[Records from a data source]
━━━━

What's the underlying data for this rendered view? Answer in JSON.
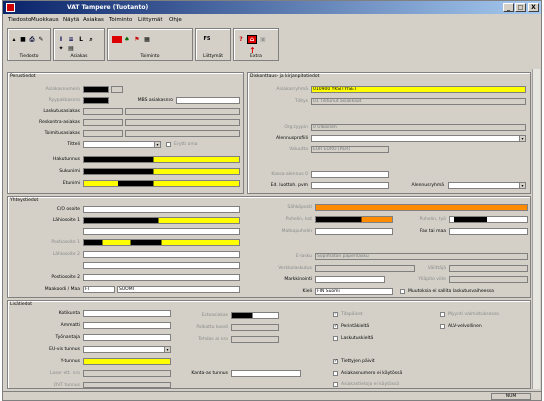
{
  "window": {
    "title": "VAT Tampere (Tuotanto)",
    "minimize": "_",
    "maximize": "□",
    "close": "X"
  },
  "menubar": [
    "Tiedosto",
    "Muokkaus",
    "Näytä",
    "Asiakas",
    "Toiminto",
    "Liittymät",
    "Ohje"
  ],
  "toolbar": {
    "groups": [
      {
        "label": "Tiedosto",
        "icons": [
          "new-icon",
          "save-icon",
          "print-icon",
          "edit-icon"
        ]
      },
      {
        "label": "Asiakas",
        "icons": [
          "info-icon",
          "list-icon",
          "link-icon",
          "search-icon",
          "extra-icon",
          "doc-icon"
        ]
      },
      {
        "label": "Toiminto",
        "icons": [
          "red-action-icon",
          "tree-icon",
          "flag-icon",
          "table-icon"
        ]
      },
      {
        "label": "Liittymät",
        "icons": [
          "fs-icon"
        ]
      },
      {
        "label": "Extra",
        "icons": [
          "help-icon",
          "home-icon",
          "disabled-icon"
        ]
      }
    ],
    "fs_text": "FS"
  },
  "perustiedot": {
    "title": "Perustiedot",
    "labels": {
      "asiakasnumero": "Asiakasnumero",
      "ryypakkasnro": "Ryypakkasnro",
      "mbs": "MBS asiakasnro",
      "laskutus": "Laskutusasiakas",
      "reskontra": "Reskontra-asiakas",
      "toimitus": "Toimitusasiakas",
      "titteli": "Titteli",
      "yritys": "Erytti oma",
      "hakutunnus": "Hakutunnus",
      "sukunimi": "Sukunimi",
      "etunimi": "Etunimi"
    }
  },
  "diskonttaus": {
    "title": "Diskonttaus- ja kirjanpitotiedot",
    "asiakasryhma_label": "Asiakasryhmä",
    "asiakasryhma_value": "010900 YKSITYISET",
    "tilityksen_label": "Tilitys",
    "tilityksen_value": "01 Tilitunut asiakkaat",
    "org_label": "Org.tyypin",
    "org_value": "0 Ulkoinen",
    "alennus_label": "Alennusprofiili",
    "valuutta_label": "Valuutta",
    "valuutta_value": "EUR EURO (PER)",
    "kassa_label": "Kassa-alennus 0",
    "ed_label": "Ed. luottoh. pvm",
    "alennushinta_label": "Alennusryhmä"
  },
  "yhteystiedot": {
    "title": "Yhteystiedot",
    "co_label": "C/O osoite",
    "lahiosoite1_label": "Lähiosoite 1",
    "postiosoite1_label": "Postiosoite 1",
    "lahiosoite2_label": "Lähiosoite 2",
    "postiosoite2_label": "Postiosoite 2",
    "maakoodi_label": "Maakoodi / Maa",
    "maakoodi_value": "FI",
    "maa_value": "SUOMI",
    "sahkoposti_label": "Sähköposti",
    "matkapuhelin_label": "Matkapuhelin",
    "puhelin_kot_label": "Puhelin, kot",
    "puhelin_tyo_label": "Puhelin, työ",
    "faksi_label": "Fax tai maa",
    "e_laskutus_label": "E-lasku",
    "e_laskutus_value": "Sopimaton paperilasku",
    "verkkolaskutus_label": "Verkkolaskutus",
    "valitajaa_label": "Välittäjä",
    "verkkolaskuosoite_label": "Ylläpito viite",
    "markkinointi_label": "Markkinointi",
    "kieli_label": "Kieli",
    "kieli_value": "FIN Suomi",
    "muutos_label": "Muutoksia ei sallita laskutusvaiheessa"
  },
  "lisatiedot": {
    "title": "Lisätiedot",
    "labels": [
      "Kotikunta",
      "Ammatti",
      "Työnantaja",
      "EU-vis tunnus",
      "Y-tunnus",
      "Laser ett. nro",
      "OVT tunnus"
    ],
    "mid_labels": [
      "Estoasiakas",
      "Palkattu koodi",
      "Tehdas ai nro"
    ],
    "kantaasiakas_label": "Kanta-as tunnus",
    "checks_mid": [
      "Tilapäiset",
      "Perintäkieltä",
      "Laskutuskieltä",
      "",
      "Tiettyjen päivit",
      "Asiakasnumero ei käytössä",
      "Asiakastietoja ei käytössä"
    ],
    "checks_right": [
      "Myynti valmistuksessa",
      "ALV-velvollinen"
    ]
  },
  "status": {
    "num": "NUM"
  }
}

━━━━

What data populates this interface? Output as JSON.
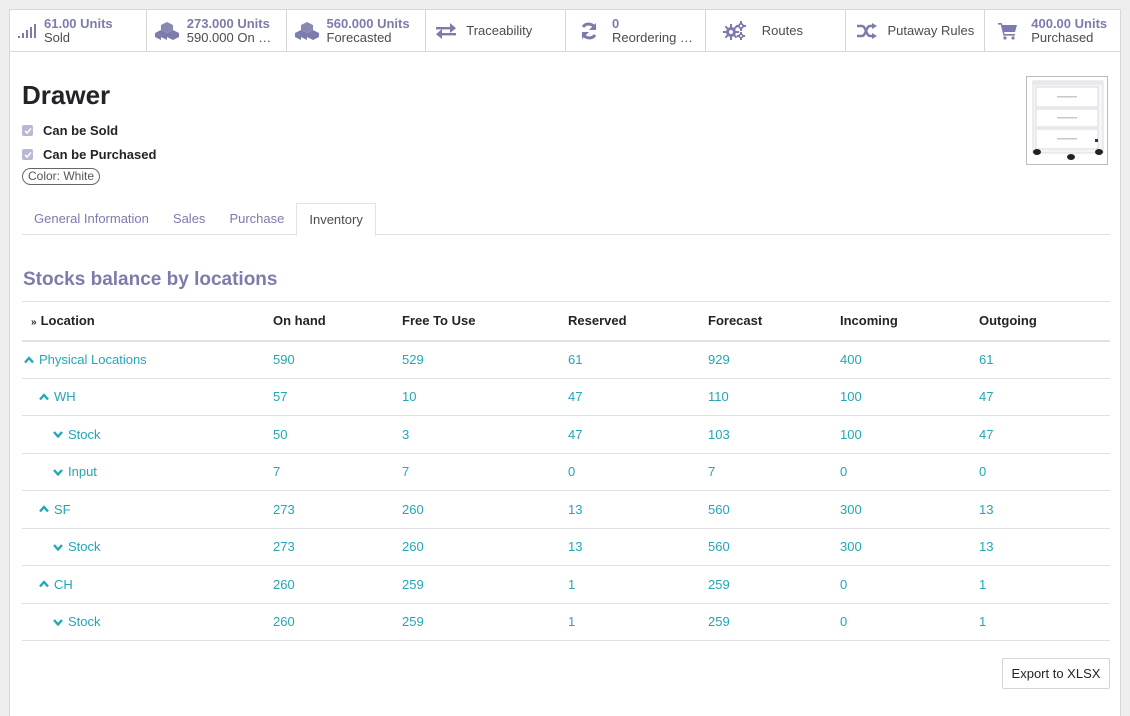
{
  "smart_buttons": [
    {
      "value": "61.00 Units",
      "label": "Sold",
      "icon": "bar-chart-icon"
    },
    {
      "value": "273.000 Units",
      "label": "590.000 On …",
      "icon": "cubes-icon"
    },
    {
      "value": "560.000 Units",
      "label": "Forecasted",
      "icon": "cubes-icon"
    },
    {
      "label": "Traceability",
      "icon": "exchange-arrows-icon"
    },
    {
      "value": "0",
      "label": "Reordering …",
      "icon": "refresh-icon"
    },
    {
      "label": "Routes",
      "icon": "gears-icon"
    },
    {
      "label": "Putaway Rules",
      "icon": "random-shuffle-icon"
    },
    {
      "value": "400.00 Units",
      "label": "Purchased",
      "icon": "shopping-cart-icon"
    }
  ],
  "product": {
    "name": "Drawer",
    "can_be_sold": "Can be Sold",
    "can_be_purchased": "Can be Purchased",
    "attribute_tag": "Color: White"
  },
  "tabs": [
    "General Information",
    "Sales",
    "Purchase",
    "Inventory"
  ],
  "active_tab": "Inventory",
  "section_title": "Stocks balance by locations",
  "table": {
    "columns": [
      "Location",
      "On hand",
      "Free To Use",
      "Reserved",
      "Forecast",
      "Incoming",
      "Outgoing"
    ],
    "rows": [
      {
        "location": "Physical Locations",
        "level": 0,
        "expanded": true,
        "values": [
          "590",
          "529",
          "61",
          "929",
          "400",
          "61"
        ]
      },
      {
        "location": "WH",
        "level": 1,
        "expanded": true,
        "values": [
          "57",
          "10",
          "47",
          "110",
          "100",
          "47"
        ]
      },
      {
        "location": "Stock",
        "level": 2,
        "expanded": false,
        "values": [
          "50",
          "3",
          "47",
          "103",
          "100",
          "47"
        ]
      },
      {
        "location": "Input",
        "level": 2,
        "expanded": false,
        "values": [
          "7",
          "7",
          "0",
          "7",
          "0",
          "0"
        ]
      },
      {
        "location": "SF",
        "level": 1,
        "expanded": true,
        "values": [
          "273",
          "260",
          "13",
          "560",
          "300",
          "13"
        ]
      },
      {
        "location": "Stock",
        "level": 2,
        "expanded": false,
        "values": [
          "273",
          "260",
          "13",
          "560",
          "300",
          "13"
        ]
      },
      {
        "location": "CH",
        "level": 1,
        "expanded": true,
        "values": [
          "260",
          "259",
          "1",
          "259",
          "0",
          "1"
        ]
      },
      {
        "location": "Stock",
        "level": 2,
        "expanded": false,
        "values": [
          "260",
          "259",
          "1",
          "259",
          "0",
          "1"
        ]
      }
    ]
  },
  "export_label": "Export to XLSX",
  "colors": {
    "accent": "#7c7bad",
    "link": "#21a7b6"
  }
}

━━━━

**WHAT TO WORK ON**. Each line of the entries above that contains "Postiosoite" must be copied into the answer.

**YOUR RESPONSE**.
    "postiosoite1_label": "Postiosoite 1",
    "postiosoite2_label": "Postiosoite 2",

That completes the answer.